"The United Nations has removed a plea for lesbians, gays and bisexuals not to be executed in a narrow vote.
For the last 10 years sexual orientation has been included in a list of discriminatory grounds for executions – gay rights activists say the vote to remove that listing is “dangerous and disturbing.”
The UN resolution urges countries to protect the right to life of all people, calling on them to investigate killings based on discriminatory grounds. Sexual orientation was previously listed as one of these forms of discrimination, alongside ethnicity, religious belief and linguistic minorities.
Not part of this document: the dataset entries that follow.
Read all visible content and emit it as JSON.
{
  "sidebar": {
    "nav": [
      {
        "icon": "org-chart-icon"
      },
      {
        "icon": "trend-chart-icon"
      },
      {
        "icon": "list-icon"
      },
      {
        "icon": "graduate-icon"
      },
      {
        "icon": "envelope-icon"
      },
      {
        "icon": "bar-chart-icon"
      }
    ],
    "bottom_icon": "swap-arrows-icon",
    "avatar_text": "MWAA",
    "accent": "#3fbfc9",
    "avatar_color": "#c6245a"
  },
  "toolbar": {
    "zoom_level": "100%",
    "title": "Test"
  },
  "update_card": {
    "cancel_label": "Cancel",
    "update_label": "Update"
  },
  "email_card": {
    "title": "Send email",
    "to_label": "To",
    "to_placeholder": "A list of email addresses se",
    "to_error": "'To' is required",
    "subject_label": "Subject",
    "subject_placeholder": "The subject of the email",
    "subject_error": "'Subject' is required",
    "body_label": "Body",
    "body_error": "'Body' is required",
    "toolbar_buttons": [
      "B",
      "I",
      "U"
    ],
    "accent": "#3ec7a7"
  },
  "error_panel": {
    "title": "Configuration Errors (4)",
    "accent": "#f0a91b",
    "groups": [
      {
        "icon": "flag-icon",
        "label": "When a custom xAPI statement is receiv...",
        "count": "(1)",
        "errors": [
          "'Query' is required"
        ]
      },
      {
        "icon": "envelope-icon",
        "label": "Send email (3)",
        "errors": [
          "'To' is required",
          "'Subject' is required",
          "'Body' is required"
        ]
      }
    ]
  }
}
Others protected by the resolution were human rights defenders (like journalists, lawyers and demonstrators), street children and members of indigenous communities.
But now sexual orientation has been taken out of the list."
PinkPaper - Countries vote to accept execution of gays
(Hat tip to Andrew Sullivan for this story)
I have expressed concerns before about the use of invasive technology on populations. Once again, I remind people of the concern we should all share when the state becomes unfettered in its ability to monitor its citizenry. I have discussed what can happen to privacy with creative data mining.
Re-read my post "Project 'Gaydar': At MIT, an experiment identifies which students are gay, raising new questions about online privacy"
I quote my own commentary below:
"This is an example of the power of data mining - and new applications for the kinds of algorithms used for searching, data mining, and market research. These two researchers have used the same kind of techniques that facebook uses when its automated systems decide what ads you should see when you are logged in.
The information about whether a person is gay or not could have potentially devastating consequences for the individual. Think about what would happen if the government of Iran or another fundamentalist (like Saudi Arabia) or stridently anti-gay regime (think Uganda [Fear grows among Uganda’s gay community over death penalty draft law]) decided to keep track of its students living abroad..."